The massage therapist will likely have you flip over halfway through the massage. Pretend you’re flipping over in bed and you’ll do fine. You’ll probably be asked to scoot down toward your feet so that the massage therapist can take the face cradle away.
That, dear reader, is all you need to know for your massage. You don’t need to help move your limbs or your head unless the massage therapist asks. We’re strong, and we’re good at moving limbs around. You don’t need to make small talk, or apologize for anything. Take this opportunity to listen to your body, and the communication that’s occurring silently.

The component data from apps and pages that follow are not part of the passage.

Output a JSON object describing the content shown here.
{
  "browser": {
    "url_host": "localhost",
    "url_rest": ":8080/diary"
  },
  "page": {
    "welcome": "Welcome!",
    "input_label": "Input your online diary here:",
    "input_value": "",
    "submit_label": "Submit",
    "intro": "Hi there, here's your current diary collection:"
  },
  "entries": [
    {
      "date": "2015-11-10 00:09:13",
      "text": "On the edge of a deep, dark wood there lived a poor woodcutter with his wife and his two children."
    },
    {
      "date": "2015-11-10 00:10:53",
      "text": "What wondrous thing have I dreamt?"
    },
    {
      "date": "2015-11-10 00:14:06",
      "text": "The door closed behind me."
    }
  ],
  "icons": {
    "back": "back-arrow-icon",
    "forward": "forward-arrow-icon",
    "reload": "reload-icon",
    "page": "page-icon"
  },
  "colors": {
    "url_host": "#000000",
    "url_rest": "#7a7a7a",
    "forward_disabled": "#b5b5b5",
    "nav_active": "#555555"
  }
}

You also don’t need to stay quiet. If you feel like talking, there’s no reason to hold back. In fact, if something doesn’t feel quite right, we need your feedback. I know that the person working on you is supposedly an expert, but their intuition might be leading them astray. If something hurts, or if you could use more pressure, I encourage you to speak up. When it comes to your body, you’re the expert in the room.
After the Massage

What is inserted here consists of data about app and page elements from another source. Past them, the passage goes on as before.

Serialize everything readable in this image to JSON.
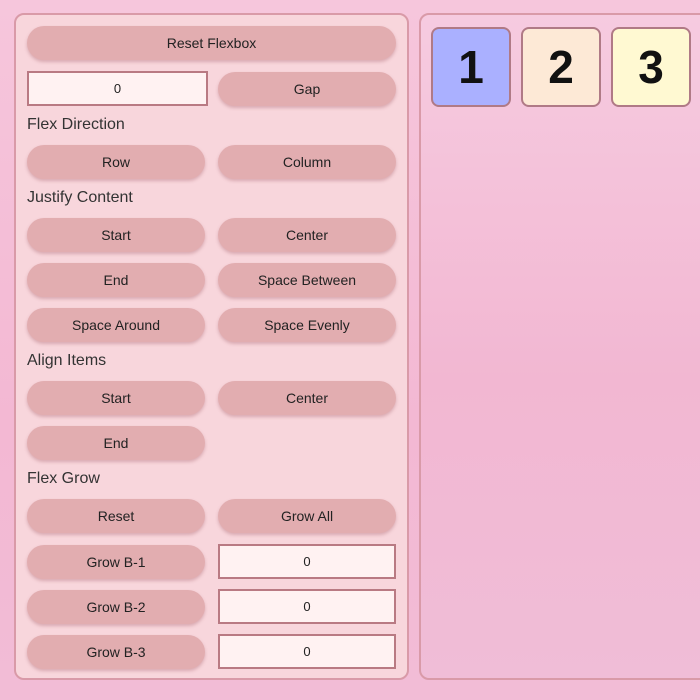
{
  "controls": {
    "reset_flexbox": "Reset Flexbox",
    "gap_value": "0",
    "gap_label": "Gap"
  },
  "flex_direction": {
    "title": "Flex Direction",
    "row": "Row",
    "column": "Column"
  },
  "justify_content": {
    "title": "Justify Content",
    "start": "Start",
    "center": "Center",
    "end": "End",
    "space_between": "Space Between",
    "space_around": "Space Around",
    "space_evenly": "Space Evenly"
  },
  "align_items": {
    "title": "Align Items",
    "start": "Start",
    "center": "Center",
    "end": "End"
  },
  "flex_grow": {
    "title": "Flex Grow",
    "reset": "Reset",
    "grow_all": "Grow All",
    "items": [
      {
        "label": "Grow B-1",
        "value": "0"
      },
      {
        "label": "Grow B-2",
        "value": "0"
      },
      {
        "label": "Grow B-3",
        "value": "0"
      }
    ]
  },
  "boxes": [
    {
      "label": "1",
      "color": "#aab0ff"
    },
    {
      "label": "2",
      "color": "#fde9d6"
    },
    {
      "label": "3",
      "color": "#fff9d2"
    }
  ]
}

After the massage is over, the massage therapist will leave the room so that you can get dressed. Take your time, and sit on the edge of the table for a minute if you feel light-headed. You don’t need to “make the bed” or anything, those linens will be changed after you leave.
Once you step out, the massage therapist will want to know how you’re doing and whether any pain feels better. There are no right answers to these questions.
You might need to pay the therapist directly, or there might be a receptionist who will take care of those things. You’ll be pointed in the right direction. You might be asked to schedule your next appointment, or if you’d like to buy something (a package of massages, a membership, etc). Keep in mind that your brain is mushy and suggestible right now, so you should probably leave big decisions until later.
On tipping: There is no standard tipping etiquette here in the US. Tips tend to be more common in spa settings, and less common in medical settings. I’ve always found $10 per hour of work to be well-appreciated. You can hand this directly to the provider, or leave it with the front desk. If you’ve got any questions regarding tipping or payment, please feel free to ask.
To Sum Up…
Worry less and enjoy your massage. There’s very little that you need to do; let this be one hour out of the month where you realize that the less you do, the less effort you put forth, the fewer expectations and preconceptions that you layer on top of the experience in your mind, the more you will accomplish.
Any other questions or concerns? Fellow MTs: Anything to add?
Photo by willowtreemassagetherapy